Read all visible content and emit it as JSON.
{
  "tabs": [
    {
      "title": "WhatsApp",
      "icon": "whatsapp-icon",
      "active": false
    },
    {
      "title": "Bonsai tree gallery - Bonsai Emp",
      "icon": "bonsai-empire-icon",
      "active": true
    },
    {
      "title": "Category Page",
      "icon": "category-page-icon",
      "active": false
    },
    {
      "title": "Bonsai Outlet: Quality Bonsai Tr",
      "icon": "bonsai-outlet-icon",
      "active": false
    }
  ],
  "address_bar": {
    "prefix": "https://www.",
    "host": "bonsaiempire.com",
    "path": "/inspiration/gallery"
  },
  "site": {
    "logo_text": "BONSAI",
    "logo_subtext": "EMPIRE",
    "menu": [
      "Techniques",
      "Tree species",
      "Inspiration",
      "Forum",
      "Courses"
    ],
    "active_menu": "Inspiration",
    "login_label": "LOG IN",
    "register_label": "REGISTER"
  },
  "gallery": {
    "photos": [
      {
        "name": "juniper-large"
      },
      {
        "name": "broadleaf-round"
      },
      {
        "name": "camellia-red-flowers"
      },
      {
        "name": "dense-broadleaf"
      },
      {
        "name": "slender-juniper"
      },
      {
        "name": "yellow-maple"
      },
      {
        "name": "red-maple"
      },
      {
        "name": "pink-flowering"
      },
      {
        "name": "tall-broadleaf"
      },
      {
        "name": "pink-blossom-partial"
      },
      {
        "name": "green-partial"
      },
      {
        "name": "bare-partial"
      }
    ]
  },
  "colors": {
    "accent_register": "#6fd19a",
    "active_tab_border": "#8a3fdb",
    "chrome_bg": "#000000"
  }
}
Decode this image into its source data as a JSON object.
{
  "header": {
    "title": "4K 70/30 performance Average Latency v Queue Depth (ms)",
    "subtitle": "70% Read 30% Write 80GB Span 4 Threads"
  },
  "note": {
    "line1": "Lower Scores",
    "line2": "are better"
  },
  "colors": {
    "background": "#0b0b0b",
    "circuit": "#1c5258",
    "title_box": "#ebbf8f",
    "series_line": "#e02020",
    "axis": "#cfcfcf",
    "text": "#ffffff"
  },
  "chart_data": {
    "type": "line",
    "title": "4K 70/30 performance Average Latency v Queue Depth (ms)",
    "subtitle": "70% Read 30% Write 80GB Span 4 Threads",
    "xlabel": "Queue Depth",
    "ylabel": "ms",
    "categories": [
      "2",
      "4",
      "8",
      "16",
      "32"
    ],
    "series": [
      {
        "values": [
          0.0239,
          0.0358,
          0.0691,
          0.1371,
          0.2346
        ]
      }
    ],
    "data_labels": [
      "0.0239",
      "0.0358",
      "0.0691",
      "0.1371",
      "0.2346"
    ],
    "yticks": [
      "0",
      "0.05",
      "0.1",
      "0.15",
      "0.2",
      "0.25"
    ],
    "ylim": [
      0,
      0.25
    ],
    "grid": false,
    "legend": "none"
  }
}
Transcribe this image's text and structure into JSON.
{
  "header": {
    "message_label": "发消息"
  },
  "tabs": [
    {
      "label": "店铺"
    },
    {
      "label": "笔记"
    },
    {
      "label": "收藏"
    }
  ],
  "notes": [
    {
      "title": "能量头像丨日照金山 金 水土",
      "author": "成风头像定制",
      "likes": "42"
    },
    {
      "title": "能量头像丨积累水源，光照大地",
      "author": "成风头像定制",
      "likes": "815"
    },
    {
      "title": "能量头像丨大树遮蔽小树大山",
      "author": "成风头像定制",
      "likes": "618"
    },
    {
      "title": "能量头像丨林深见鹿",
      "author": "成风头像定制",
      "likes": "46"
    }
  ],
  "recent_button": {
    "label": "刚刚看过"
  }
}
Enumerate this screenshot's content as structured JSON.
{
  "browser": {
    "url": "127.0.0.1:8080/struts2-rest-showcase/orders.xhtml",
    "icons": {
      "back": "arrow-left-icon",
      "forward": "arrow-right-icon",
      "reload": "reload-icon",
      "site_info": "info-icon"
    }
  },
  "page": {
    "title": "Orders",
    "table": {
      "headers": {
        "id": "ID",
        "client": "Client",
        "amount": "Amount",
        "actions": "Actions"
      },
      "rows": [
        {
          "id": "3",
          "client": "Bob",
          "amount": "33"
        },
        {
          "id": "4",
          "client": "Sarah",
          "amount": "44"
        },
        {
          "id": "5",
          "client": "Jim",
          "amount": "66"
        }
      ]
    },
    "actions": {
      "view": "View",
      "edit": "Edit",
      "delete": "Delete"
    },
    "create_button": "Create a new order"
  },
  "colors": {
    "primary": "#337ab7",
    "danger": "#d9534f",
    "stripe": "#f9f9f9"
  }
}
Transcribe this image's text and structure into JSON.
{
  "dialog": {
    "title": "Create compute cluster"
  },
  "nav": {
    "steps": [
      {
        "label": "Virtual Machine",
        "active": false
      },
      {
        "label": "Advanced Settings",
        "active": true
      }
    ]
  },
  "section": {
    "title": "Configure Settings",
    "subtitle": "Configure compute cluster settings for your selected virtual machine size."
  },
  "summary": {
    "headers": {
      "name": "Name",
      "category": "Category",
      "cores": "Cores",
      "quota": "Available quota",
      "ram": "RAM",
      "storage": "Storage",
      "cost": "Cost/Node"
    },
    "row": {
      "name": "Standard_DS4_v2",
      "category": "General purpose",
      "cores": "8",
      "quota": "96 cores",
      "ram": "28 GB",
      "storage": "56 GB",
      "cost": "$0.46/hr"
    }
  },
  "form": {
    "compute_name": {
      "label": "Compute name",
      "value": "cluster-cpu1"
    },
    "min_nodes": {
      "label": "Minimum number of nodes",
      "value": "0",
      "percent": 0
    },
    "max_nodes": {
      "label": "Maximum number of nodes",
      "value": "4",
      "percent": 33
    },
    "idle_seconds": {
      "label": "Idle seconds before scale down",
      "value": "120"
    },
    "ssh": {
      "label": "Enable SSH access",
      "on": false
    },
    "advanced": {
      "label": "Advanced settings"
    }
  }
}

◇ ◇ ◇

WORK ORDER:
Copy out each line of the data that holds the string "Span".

OUTPUT:
    "subtitle": "70% Read 30% Write 80GB Span 4 Threads"
    "subtitle": "70% Read 30% Write 80GB Span 4 Threads",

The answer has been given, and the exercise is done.